::: Extracted entries :::
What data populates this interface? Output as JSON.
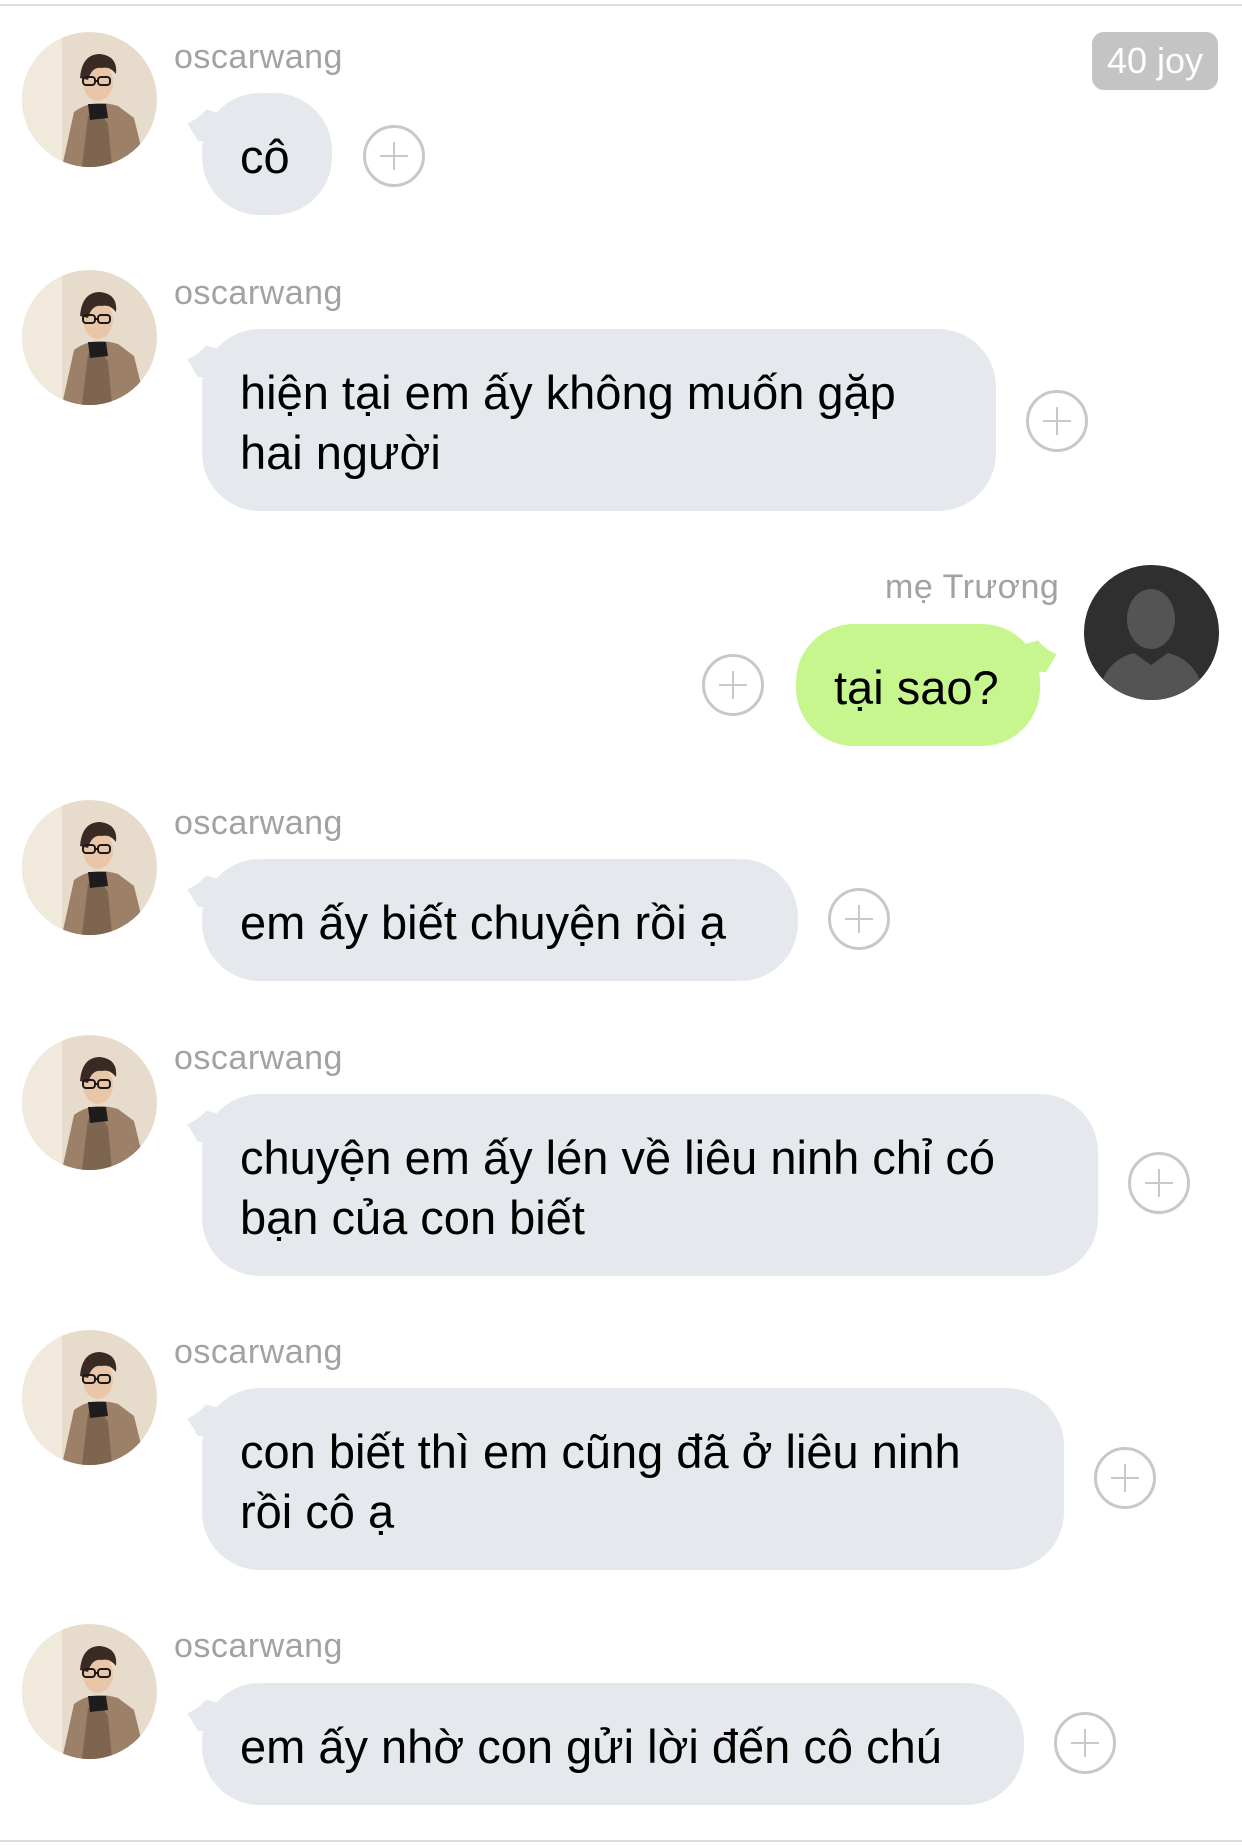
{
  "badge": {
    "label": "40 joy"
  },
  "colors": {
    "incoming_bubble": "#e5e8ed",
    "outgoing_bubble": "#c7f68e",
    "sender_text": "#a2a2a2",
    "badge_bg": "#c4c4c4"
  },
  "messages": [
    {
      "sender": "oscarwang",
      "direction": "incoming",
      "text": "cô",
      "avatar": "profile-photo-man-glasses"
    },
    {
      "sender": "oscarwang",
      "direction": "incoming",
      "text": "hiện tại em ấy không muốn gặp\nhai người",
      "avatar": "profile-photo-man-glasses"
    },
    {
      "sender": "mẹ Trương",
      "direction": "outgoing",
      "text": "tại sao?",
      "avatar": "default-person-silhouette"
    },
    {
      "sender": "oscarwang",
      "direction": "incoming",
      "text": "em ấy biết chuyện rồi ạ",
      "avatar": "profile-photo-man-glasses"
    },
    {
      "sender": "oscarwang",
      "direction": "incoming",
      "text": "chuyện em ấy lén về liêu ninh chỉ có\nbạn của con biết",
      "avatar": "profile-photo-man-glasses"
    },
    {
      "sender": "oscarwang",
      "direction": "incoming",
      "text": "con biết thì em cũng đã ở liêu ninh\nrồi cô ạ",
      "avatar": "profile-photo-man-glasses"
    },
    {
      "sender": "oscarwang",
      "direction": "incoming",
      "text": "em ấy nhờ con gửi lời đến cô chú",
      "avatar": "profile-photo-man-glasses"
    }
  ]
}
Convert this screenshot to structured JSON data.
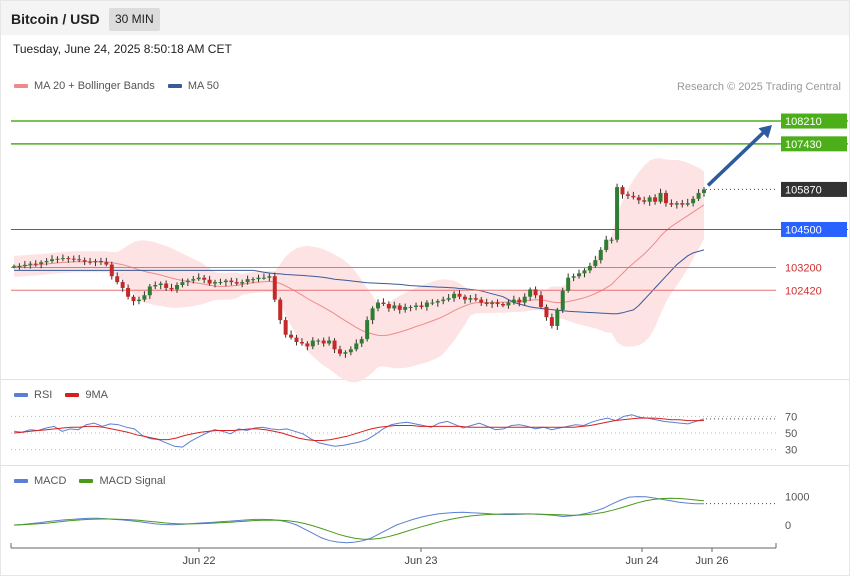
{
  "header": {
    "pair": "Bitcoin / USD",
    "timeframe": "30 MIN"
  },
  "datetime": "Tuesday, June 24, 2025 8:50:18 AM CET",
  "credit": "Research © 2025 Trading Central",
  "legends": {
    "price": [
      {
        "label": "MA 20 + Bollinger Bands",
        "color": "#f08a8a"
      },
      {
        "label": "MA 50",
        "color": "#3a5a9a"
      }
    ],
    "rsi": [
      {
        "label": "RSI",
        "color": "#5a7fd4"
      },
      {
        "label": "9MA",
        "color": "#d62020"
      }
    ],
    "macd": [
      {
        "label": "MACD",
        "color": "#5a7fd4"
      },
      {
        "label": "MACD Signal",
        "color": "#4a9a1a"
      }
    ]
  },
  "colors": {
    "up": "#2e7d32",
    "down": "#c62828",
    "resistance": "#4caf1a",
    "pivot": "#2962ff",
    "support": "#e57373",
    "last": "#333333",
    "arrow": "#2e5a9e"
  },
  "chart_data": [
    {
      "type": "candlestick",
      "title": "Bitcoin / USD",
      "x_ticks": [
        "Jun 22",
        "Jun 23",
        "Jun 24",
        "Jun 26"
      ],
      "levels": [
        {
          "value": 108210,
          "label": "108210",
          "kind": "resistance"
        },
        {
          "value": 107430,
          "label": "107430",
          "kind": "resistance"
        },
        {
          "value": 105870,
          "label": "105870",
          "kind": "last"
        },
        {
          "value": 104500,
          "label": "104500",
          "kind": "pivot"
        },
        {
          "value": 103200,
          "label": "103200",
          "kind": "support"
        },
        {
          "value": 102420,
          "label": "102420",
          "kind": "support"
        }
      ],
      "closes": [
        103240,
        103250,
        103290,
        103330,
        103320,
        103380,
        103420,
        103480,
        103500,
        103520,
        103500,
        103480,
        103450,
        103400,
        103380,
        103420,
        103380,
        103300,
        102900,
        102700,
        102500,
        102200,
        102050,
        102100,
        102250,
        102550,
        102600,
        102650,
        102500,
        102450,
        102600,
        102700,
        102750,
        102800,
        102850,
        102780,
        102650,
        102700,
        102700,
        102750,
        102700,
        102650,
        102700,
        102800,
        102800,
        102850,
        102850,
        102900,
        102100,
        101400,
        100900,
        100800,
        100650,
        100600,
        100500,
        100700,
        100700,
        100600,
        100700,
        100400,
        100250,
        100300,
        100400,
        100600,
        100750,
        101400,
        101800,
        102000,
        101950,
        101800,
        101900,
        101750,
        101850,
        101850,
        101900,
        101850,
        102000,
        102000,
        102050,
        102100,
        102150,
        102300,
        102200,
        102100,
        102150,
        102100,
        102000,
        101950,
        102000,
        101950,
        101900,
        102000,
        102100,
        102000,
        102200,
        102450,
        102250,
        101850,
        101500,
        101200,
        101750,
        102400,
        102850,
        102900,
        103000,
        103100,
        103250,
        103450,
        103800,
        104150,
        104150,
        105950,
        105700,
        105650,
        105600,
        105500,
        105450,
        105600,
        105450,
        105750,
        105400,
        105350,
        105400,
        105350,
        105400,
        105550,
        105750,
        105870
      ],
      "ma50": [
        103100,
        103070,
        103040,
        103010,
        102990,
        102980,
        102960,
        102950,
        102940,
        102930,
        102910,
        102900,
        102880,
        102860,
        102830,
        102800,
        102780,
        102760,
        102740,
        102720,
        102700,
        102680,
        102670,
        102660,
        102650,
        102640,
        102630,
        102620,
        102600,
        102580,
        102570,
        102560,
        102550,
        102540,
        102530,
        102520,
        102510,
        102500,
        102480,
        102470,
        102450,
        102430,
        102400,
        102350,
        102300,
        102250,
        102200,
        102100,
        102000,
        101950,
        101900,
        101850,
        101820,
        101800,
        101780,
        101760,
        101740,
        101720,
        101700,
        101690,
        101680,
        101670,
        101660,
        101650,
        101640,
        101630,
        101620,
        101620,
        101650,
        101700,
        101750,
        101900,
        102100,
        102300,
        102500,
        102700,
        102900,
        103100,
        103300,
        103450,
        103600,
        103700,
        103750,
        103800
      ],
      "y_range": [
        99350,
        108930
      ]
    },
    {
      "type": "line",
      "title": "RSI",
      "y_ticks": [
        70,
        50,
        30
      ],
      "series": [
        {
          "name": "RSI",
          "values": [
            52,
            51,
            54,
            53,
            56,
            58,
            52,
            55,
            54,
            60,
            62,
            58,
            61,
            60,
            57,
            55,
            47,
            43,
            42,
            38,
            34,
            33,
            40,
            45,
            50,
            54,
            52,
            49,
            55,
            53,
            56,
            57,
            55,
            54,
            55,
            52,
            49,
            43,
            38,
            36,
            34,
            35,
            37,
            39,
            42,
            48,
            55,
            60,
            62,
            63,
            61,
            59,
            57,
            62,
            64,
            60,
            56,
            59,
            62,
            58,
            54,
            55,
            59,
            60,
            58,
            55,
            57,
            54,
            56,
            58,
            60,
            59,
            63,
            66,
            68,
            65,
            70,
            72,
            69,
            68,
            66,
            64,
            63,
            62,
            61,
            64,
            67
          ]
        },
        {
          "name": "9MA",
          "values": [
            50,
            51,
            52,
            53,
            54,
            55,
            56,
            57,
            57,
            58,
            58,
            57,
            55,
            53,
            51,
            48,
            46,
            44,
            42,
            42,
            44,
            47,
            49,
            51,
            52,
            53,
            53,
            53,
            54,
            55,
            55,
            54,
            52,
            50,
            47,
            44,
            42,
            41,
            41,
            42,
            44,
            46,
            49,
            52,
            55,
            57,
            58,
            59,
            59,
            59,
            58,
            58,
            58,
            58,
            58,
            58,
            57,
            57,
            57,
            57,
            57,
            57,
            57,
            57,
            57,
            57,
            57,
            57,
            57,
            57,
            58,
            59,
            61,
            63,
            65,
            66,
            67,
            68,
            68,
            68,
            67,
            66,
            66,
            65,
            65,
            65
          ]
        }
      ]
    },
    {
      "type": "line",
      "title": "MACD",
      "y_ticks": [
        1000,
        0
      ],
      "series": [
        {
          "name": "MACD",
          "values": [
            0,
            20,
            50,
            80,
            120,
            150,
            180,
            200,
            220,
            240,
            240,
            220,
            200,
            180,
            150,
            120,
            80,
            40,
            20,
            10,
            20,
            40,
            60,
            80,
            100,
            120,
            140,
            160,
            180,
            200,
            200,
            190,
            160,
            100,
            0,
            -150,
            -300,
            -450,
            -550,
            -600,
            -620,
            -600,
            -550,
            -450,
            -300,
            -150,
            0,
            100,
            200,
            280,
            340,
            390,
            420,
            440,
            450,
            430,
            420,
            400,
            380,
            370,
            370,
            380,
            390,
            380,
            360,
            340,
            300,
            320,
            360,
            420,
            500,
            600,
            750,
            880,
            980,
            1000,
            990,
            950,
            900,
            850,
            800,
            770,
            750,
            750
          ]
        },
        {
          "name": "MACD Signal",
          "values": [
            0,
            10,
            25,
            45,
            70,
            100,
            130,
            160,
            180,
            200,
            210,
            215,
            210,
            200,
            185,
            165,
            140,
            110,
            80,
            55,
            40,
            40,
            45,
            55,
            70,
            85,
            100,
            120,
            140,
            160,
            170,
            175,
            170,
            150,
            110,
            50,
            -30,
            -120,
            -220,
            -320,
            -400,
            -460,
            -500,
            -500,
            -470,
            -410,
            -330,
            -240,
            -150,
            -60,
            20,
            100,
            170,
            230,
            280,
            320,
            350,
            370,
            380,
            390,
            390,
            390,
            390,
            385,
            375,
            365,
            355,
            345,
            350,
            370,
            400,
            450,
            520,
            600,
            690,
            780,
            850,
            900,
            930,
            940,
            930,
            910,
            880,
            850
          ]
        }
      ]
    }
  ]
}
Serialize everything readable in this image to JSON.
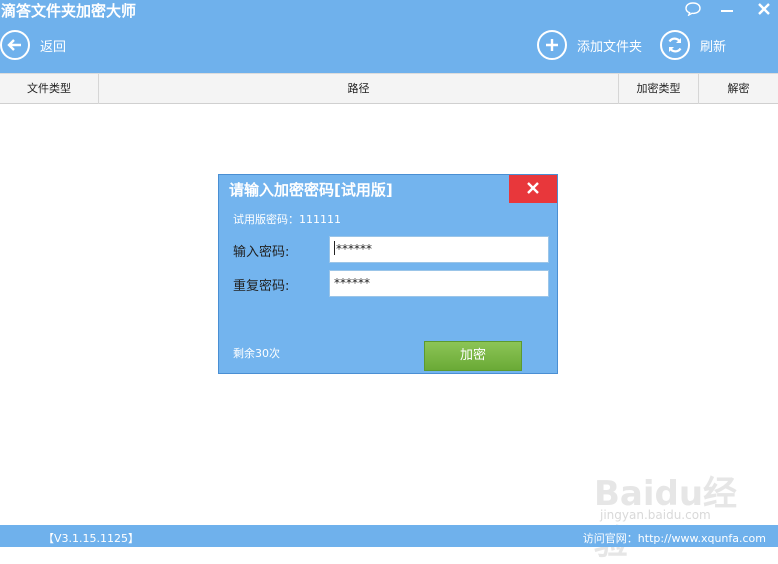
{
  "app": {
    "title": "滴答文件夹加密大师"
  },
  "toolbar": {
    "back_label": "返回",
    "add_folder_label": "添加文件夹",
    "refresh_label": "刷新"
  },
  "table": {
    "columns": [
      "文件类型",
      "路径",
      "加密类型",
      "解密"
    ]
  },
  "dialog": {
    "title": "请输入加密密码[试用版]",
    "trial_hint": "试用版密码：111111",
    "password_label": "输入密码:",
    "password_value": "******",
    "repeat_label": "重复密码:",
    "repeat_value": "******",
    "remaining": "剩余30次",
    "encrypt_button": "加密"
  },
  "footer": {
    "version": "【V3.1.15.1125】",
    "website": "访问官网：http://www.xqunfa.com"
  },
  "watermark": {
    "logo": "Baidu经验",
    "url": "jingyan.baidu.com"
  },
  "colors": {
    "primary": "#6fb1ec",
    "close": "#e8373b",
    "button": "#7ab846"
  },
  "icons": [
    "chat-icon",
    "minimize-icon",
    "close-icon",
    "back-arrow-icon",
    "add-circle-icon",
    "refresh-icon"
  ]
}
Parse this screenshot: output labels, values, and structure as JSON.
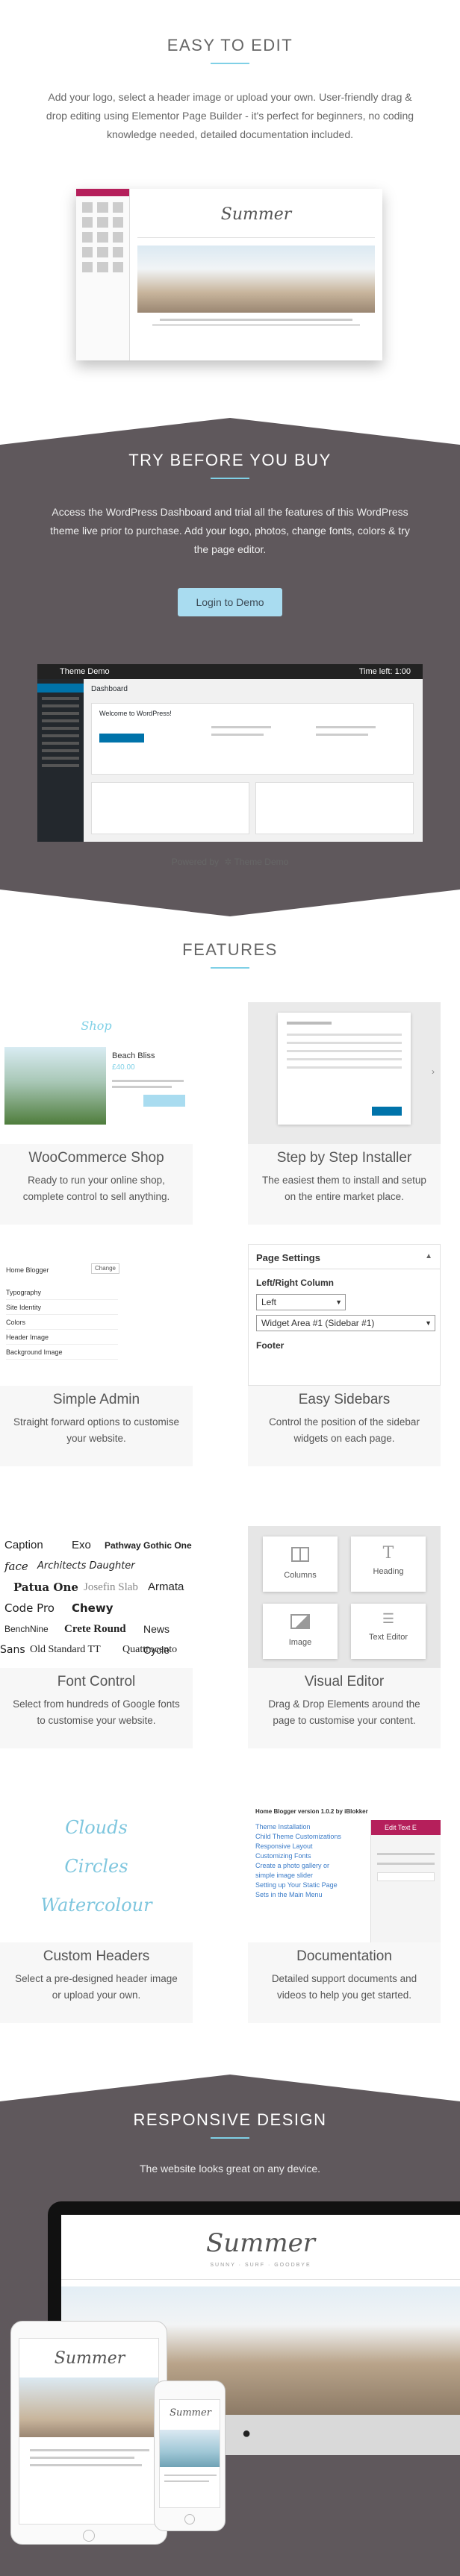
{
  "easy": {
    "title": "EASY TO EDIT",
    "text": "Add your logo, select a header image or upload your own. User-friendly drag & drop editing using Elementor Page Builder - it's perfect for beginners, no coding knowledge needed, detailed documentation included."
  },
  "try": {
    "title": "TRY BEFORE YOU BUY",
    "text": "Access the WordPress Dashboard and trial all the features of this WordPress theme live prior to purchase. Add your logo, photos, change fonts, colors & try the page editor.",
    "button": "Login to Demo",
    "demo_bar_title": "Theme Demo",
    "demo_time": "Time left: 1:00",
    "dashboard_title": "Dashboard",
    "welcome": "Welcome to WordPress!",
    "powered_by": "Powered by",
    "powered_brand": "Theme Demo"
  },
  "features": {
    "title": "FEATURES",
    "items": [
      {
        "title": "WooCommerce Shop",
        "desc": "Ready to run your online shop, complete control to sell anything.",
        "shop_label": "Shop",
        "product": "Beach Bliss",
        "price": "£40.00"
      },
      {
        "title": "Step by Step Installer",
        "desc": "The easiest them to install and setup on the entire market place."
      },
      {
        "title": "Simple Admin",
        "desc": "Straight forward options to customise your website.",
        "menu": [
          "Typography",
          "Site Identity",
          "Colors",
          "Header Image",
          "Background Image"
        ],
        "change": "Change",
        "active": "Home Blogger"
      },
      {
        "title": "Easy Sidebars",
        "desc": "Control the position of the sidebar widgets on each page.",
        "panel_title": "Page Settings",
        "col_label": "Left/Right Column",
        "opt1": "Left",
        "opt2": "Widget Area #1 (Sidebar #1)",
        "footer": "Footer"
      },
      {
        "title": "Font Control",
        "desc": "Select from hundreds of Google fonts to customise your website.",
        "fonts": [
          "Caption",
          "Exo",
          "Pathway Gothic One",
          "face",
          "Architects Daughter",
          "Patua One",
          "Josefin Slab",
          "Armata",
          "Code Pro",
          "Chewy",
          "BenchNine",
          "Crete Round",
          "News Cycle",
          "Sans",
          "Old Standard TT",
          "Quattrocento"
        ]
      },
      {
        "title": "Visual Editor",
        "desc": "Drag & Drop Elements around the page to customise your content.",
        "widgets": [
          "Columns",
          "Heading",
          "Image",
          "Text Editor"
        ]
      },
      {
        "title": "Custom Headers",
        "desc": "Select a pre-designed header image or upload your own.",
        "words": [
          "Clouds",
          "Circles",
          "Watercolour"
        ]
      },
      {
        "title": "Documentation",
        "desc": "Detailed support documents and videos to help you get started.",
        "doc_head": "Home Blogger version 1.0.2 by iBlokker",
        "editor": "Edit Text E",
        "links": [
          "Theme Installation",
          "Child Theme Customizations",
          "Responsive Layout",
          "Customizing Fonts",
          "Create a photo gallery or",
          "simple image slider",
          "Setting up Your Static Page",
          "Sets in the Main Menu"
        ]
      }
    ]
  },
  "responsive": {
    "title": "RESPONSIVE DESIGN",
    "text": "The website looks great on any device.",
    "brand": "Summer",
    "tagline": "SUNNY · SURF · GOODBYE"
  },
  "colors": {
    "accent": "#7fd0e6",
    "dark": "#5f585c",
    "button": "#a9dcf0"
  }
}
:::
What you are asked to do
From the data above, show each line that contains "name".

Expected answer
          "name": "RSI",
          "name": "9MA",
          "name": "MACD",
          "name": "MACD Signal",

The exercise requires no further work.